Monday, January 12, 2009

Jazz and Promotion

This is a copy of an E mail that I sent to Ben Ratliff, jazz critic for The New York Times It's in response to a question concerning the market for jazz.


I am a veteran jazz guitarist, born in Chicago but based in suburban Philadelphia.

I appreciate how you handle sensitive topics related to the Art of Jazz.

Being in this business for a long time as a musician, educator, author and lecturer, I have a somewhat different take on the subject of jazz musicians and audiences. Though it's easy to blame the media and they deserve some of the blame, I think the biggest problem lies squarely on the shoulders of jazz musicians and the jazz community.

This community has never promoted or marketed their art and craft at the level or with the same intensity as other musical idioms. This is not to comment one way or another on the musical significance of jazz versus rock - country vs pop etc.

As an example, country music has an enormously popular and important tradition called Fan Day. This is basically a big convention for the fans to meet, up close and personal, their country music idols. Autographs are given, merchandise is sold, pictures are taken. I have never seen a country artist resist this tradition or complain about it. They recognize that without the fans, they would have no career.

Country music plays to the fans and seems to show a genuine interest in them. I understand the differences between country and jazz but jazz still must be marketed with consistency and enthusiasm. The musicians have to do their part in promoting and marketing their art and craft. I am talking about traditional forms of jazz not "smooth jazz".

Jazz shares many of the same issues with classical music. There is too often a distance and certain type of elitism that prevents audiences from getting "close".

I hold out great hope for the future because of the "new" music business - the "cyber marketing" and all the tools that are available to jazz musicians across the world.

Chuck Anderson
"Audience Friendly, Progressive Jazz Guitar"

If interested, I'd love to send you copies of two of my CDs as well as one of my books. It deals with the subject of development within the music business, the individual and within the artistic community. The book is titled "Music Pursuing the Horizon"
Chuck Anderson


The issue of picking has been debated for years with opinions on all sides. Picking gets down to pairs: 2 downs, 2 ups, 1 down and 1 up and 1 up and 1 down.

Alternate picking is typically used for 2 notes on 1 string. Consecutive picking is used to transition from string to string when the direction of the phrase permits it.
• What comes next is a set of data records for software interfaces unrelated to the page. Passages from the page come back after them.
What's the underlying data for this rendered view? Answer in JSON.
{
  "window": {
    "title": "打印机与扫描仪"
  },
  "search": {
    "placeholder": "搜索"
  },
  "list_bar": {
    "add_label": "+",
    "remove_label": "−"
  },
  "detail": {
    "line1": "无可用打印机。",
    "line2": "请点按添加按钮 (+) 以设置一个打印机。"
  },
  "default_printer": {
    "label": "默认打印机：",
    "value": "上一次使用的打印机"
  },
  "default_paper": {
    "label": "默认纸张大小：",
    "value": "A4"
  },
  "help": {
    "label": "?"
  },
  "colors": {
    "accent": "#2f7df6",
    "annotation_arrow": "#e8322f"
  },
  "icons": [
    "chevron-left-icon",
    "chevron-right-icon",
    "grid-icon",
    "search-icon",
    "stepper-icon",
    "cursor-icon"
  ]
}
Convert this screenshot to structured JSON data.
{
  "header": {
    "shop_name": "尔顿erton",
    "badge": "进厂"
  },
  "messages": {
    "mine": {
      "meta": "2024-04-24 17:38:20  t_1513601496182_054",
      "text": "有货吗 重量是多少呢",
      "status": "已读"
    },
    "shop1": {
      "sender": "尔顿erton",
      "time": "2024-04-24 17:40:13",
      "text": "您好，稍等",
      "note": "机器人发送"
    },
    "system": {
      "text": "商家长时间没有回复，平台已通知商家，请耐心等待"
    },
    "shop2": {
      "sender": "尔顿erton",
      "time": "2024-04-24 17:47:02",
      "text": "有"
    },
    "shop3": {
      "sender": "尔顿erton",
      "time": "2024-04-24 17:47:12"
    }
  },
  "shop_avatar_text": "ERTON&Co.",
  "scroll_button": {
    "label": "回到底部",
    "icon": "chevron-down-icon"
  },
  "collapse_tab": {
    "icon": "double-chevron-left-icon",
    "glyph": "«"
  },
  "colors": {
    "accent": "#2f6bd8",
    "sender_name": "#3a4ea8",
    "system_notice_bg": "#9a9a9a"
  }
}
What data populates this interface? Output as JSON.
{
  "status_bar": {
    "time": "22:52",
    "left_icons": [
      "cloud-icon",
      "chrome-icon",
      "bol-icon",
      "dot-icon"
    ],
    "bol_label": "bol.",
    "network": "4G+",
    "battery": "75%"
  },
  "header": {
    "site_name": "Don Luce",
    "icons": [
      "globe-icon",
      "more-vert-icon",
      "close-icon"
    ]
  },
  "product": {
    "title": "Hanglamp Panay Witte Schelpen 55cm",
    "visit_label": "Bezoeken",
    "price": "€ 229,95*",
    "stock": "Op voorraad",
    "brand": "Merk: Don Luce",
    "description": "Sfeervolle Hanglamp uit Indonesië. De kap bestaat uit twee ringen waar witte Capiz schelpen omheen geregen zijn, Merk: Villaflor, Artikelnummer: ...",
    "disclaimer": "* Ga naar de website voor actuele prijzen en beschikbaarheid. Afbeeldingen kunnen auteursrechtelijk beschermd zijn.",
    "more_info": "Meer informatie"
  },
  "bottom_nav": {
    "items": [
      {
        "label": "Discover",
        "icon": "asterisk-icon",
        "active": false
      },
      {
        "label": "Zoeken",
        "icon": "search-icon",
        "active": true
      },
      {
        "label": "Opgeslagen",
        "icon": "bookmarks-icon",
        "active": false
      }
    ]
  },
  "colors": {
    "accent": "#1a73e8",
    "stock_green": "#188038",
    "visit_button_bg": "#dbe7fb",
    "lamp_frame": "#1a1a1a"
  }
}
The term "sweep" implies an effect as much as it implies a technique. Regardless of how the picking motion occurs (which is a different subject), you can't avoid the concept of the picking pairs.

If you think of phrasing, consecutive picking gives you a legato, flowing effect, no matter what the speed. On the other hand, alternate picking gives you a more articulate sound.

Ultimately, virtually all jazz guitar players use a combination of alternate and consecutive picking.

Saturday, January 10, 2009

Does Jazz Blues Exist?

This question was posed on The Jazz Network. This was my response.

Blues can be typically described as a 12 bar song structure based on the I, IV and V chords. These fundamental chords appear at specific locations within the 12 bar format. The function of the I chord occupies bars 1 through 4. Bars 5 and 6 introduce the IV chord. The I chord is again brought back to cover bars 7 and 8. The V chord makes its first appearance in bars 9 and 10. Bars 11 and 12 reintroduce the I chord and function as a turnback or turnaround.

Jazz Blues follows this same format but introduces substitutions and links between the critical chord functions. This discussion is based on the harmonic structures within Blues not the melodic or rhythmic aspects of it.

As Wes Montgomery said - "Blues is responsible for the fire in jazz" I couldn't agree more!!!

Examples of this style of jazz blues can be found in my "Blues for Chris" from The Vintage Tracks CD and "Aqua Blue" from the Angel Blue - A Tour of Jazz CD.